> [BRIEF]
Please retype each record exactly as it stands below.

** GIVEN DATA follows **

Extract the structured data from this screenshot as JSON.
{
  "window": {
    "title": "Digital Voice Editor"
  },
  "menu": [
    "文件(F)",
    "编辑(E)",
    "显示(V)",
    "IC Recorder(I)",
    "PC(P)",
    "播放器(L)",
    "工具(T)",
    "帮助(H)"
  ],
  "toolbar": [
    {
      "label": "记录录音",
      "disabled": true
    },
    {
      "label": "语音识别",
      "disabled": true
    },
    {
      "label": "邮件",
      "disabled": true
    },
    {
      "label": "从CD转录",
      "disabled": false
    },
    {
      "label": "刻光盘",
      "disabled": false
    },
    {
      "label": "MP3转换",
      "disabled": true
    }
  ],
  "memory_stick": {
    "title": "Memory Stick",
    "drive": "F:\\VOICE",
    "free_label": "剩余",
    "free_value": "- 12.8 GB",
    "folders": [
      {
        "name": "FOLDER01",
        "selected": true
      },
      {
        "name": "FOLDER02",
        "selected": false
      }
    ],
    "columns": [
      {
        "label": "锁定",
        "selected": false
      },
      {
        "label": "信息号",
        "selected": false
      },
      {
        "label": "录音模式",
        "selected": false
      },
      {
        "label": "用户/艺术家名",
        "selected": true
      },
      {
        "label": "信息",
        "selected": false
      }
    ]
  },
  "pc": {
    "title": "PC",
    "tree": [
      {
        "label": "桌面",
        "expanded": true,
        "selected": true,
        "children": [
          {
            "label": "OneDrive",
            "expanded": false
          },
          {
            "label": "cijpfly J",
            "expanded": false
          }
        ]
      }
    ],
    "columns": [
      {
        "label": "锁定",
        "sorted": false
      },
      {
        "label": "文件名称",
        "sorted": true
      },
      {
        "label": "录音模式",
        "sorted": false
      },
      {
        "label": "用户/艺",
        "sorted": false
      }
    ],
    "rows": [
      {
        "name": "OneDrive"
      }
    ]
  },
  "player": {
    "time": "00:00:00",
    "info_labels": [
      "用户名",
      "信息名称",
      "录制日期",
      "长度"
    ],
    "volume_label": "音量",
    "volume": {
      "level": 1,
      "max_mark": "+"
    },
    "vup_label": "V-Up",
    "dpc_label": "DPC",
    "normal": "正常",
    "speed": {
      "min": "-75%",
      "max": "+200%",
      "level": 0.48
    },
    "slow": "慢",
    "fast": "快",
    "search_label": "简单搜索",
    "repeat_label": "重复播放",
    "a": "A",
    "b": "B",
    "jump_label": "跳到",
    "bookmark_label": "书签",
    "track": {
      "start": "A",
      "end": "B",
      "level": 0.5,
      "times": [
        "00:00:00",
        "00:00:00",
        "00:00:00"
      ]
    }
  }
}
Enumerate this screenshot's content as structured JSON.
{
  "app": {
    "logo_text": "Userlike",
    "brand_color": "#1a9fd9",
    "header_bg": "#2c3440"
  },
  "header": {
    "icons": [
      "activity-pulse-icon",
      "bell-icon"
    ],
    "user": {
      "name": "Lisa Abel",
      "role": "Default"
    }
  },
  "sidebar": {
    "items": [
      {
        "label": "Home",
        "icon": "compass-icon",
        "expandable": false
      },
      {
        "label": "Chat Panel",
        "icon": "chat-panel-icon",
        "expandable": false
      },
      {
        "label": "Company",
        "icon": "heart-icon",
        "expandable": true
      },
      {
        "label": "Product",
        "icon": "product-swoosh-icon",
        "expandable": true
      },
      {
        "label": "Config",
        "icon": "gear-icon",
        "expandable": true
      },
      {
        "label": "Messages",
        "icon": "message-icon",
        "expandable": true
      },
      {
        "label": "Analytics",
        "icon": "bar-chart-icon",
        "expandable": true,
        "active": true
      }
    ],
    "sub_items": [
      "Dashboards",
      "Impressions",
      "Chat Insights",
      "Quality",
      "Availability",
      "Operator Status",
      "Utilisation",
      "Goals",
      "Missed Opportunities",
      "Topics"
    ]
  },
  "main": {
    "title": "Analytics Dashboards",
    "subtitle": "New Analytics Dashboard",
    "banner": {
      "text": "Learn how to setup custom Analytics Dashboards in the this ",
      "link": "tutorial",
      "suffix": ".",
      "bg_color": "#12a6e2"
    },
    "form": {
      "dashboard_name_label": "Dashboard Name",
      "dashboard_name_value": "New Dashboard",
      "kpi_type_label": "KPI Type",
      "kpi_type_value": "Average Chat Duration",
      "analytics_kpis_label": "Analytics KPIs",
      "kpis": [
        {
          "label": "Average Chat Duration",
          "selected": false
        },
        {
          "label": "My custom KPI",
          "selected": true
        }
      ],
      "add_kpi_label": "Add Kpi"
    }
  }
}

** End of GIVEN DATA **

> [WRITTEN RESPONSE]
Extract the structured data from this screenshot as JSON.
{
  "window": {
    "title": "Digital Voice Editor"
  },
  "menu": [
    "文件(F)",
    "编辑(E)",
    "显示(V)",
    "IC Recorder(I)",
    "PC(P)",
    "播放器(L)",
    "工具(T)",
    "帮助(H)"
  ],
  "toolbar": [
    {
      "label": "记录录音",
      "disabled": true
    },
    {
      "label": "语音识别",
      "disabled": true
    },
    {
      "label": "邮件",
      "disabled": true
    },
    {
      "label": "从CD转录",
      "disabled": false
    },
    {
      "label": "刻光盘",
      "disabled": false
    },
    {
      "label": "MP3转换",
      "disabled": true
    }
  ],
  "memory_stick": {
    "title": "Memory Stick",
    "drive": "F:\\VOICE",
    "free_label": "剩余",
    "free_value": "- 12.8 GB",
    "folders": [
      {
        "name": "FOLDER01",
        "selected": true
      },
      {
        "name": "FOLDER02",
        "selected": false
      }
    ],
    "columns": [
      {
        "label": "锁定",
        "selected": false
      },
      {
        "label": "信息号",
        "selected": false
      },
      {
        "label": "录音模式",
        "selected": false
      },
      {
        "label": "用户/艺术家名",
        "selected": true
      },
      {
        "label": "信息",
        "selected": false
      }
    ]
  },
  "pc": {
    "title": "PC",
    "tree": [
      {
        "label": "桌面",
        "expanded": true,
        "selected": true,
        "children": [
          {
            "label": "OneDrive",
            "expanded": false
          },
          {
            "label": "cijpfly J",
            "expanded": false
          }
        ]
      }
    ],
    "columns": [
      {
        "label": "锁定",
        "sorted": false
      },
      {
        "label": "文件名称",
        "sorted": true
      },
      {
        "label": "录音模式",
        "sorted": false
      },
      {
        "label": "用户/艺",
        "sorted": false
      }
    ],
    "rows": [
      {
        "name": "OneDrive"
      }
    ]
  },
  "player": {
    "time": "00:00:00",
    "info_labels": [
      "用户名",
      "信息名称",
      "录制日期",
      "长度"
    ],
    "volume_label": "音量",
    "volume": {
      "level": 1,
      "max_mark": "+"
    },
    "vup_label": "V-Up",
    "dpc_label": "DPC",
    "normal": "正常",
    "speed": {
      "min": "-75%",
      "max": "+200%",
      "level": 0.48
    },
    "slow": "慢",
    "fast": "快",
    "search_label": "简单搜索",
    "repeat_label": "重复播放",
    "a": "A",
    "b": "B",
    "jump_label": "跳到",
    "bookmark_label": "书签",
    "track": {
      "start": "A",
      "end": "B",
      "level": 0.5,
      "times": [
        "00:00:00",
        "00:00:00",
        "00:00:00"
      ]
    }
  }
}
Enumerate this screenshot's content as structured JSON.
{
  "app": {
    "logo_text": "Userlike",
    "brand_color": "#1a9fd9",
    "header_bg": "#2c3440"
  },
  "header": {
    "icons": [
      "activity-pulse-icon",
      "bell-icon"
    ],
    "user": {
      "name": "Lisa Abel",
      "role": "Default"
    }
  },
  "sidebar": {
    "items": [
      {
        "label": "Home",
        "icon": "compass-icon",
        "expandable": false
      },
      {
        "label": "Chat Panel",
        "icon": "chat-panel-icon",
        "expandable": false
      },
      {
        "label": "Company",
        "icon": "heart-icon",
        "expandable": true
      },
      {
        "label": "Product",
        "icon": "product-swoosh-icon",
        "expandable": true
      },
      {
        "label": "Config",
        "icon": "gear-icon",
        "expandable": true
      },
      {
        "label": "Messages",
        "icon": "message-icon",
        "expandable": true
      },
      {
        "label": "Analytics",
        "icon": "bar-chart-icon",
        "expandable": true,
        "active": true
      }
    ],
    "sub_items": [
      "Dashboards",
      "Impressions",
      "Chat Insights",
      "Quality",
      "Availability",
      "Operator Status",
      "Utilisation",
      "Goals",
      "Missed Opportunities",
      "Topics"
    ]
  },
  "main": {
    "title": "Analytics Dashboards",
    "subtitle": "New Analytics Dashboard",
    "banner": {
      "text": "Learn how to setup custom Analytics Dashboards in the this ",
      "link": "tutorial",
      "suffix": ".",
      "bg_color": "#12a6e2"
    },
    "form": {
      "dashboard_name_label": "Dashboard Name",
      "dashboard_name_value": "New Dashboard",
      "kpi_type_label": "KPI Type",
      "kpi_type_value": "Average Chat Duration",
      "analytics_kpis_label": "Analytics KPIs",
      "kpis": [
        {
          "label": "Average Chat Duration",
          "selected": false
        },
        {
          "label": "My custom KPI",
          "selected": true
        }
      ],
      "add_kpi_label": "Add Kpi"
    }
  }
}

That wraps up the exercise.